A few months ago, Duke University professor Jerry Hough made headlines with an ill-advised New York Times comment wherein the elder political science professor bizarrely claimed:
Every Asian student has a very simple old American first name that symbolizes their desire for integration. Virtually every black has a strange new name that symbolizes their lack of desire for integration. The amount of Asian-white dating is enormous and so surely will be the intermarriage. Black-white dating is almost non-existent because of the ostracism by blacks of anyone who dates a white.
Over the long weekend, Victoria Razzi — a sophomore at Syracuse University and writer for The College Fix — resurrected this story with a poorly-researched article (“Asian American studies professors stay silent on Asian vs. Black integration“) apparently designed from start-to-finish to inflame the AAPI community.
This article is the height of shoddy journalism. It is Internet-age pseudoscience at its finest.
Inspired by Hough’s statement that “Asians who were oppressed did so well and are integrating so well, and the blacks are not doing as well”, Razzi claims that she set out to survey Asian American Studies professors for their opinions on Hough’s comments throughout the month of June. Razzi says she “repeatedly” emailed more than 30 AAS professors over the month of June.
When she received only one response to her email spam, Razzi smugly declares this to be evidence that Asian Americans are indeed highly assimilated model minorities, so cowed by our own skin privilege that we are silent on issues of racism. “The overall silence of some 30 professors speaks louder than words,” writes Razzi, before going on to quote Pew Research Center at-length about the aggregate economic achievements of the AAPI community that are then poorly juxtaposed against inner city Baltimore.
“Typically, if someone is an expert in a certain field and another person makes an uneducated or false statement, it would be very simple for them to rebut the argument. However, in this case, dozens of professors chose not to publicly reject the claims made by the Duke professor.
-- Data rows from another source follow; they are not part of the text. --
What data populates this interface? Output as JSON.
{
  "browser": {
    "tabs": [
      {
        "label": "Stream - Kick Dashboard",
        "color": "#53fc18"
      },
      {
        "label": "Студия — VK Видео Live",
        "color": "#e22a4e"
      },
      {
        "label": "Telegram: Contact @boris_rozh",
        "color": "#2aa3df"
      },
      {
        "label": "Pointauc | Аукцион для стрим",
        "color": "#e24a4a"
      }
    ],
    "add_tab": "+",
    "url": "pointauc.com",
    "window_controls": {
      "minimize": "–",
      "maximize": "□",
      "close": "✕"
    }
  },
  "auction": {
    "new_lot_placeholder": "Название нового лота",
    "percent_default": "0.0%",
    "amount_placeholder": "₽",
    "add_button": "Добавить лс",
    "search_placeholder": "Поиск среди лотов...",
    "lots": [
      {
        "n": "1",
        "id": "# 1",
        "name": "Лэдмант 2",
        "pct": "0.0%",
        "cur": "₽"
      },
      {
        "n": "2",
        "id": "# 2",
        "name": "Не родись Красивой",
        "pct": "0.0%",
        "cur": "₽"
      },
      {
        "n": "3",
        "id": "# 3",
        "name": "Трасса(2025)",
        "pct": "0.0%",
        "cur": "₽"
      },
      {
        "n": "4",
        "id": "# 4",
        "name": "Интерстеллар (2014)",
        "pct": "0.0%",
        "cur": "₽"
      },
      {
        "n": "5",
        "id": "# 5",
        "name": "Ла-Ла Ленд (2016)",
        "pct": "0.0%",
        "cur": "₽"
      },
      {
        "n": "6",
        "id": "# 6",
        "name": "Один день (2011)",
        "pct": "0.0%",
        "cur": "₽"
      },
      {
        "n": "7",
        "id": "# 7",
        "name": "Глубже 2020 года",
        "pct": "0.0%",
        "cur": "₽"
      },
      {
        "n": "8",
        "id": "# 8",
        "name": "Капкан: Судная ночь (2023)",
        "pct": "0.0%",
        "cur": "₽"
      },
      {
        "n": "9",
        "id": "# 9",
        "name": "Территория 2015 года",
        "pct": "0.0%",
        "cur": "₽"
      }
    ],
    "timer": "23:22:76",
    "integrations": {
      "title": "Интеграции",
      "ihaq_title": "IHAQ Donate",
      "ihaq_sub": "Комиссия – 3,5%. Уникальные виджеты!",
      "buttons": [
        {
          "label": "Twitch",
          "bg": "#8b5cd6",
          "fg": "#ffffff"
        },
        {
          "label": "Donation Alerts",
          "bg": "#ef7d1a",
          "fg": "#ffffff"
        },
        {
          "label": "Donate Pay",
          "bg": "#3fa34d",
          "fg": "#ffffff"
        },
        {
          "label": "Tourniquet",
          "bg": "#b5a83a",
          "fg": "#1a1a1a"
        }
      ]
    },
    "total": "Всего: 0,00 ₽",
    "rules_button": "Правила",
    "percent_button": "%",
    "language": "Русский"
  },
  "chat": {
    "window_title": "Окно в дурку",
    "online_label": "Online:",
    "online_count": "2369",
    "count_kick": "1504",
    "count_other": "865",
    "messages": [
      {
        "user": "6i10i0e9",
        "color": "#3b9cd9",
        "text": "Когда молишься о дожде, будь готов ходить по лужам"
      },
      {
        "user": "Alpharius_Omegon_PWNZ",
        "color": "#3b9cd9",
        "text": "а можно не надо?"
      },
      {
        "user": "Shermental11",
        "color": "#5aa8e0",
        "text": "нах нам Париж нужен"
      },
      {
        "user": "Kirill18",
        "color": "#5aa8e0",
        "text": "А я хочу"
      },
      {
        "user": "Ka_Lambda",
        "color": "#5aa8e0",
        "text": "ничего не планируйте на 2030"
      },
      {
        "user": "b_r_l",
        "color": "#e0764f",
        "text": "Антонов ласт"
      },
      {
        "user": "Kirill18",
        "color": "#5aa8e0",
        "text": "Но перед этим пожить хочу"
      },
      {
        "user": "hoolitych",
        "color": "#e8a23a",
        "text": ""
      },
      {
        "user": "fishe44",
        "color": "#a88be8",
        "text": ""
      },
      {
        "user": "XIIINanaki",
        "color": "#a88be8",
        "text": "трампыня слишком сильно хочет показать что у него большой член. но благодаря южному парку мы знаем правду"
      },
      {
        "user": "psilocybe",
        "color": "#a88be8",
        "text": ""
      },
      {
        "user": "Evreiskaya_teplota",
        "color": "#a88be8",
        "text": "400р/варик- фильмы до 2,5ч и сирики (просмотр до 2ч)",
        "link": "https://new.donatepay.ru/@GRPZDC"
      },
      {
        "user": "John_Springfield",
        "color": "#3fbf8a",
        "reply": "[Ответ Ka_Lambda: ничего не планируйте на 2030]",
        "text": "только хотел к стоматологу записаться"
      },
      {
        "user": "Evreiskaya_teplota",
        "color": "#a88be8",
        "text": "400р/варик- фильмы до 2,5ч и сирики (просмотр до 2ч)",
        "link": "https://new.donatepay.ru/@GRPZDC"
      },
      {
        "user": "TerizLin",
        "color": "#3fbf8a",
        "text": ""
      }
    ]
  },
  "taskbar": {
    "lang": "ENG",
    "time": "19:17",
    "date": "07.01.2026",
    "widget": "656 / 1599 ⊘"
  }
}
A very plausible cause for the silence could be that while the way in which the professor from Duke stated his claims was brash, the basis of his accusations hold some truth.”
Forgetting for a minute how the patronizing comparison of the Asian American community against the Black community is wedge politics at its finest, Razzi commits a second fatal rhetorical sin: she makes the self-centered presumption that her emailed interview questions were of such immediate priority to her potential interview subjects that she interprets the lack of response as deliberate. She fails to consider several alternate possibilities to the fact that she emailed a bunch of people and they didn’t response back: that perhaps, there was something wrong with Razzi’s methodology, or that perhaps Asian American Studies professors might have other things to do with their time than reply back to every solicitation for an interview.
Unfortunately, Asian American Studies is a struggling academic field that survives despite limited administrative and academic support, entirely through the tireless efforts of member professors who are forced to cobble together a major or minor degree through cross-listed courses. Some are lecturers or adjunct faculty, who receive minimal payment for work that often far exceeds a standard 40 hour work week in class time, office hours, lecture preparation, and grading.
Razzi says she contacted a list of 30 AAS faculty throughout the month of June. This is a time when most colleges and universities are on break for the summer, and when access to faculty — particularly faculty who are primarily responsible for teaching classes — can be reduced. Full-time faculty may use this period to travel for their research, which they cannot do during the school year. Adjunct faculty may also become focused on teaching summer classes at a different institution in order to earn additional income, which may cause them to shift their attention elsewhere.
Or, since faculty are also people with families, many might take the month of June to rest, disconnect, and recuperate from the draining exercise of teaching classes for nine consecutive months.
It is also unreasonable for Razzi to expect interview subjects to enthusiastically participate in a story that appears it will be written by a biased reporter operating in poor faith. Razzi fails to consider the possibility that her email interviews went unreturned because her questions might have just been bad.
All that being said, Razzi was also wrong to assert that that the AAPI community was actually silent on Jerry Hough’s troublesome and divisive comments. For one thing, the AAPI blogosphere was all over this story. I wrote a post. So did Scot Nakagawa of RaceFiles. As did Jeff Yang for CNN.
But the nail in the coffin for Razzi’s piece is the fact that within days of Hough’s statements, 28 Asian American faculty and student organizations at Duke and UNC Chapel Hill penned an open letter lambasting Hough.
Given this, I have only one question for Ms. Razzi: what silence, exactly?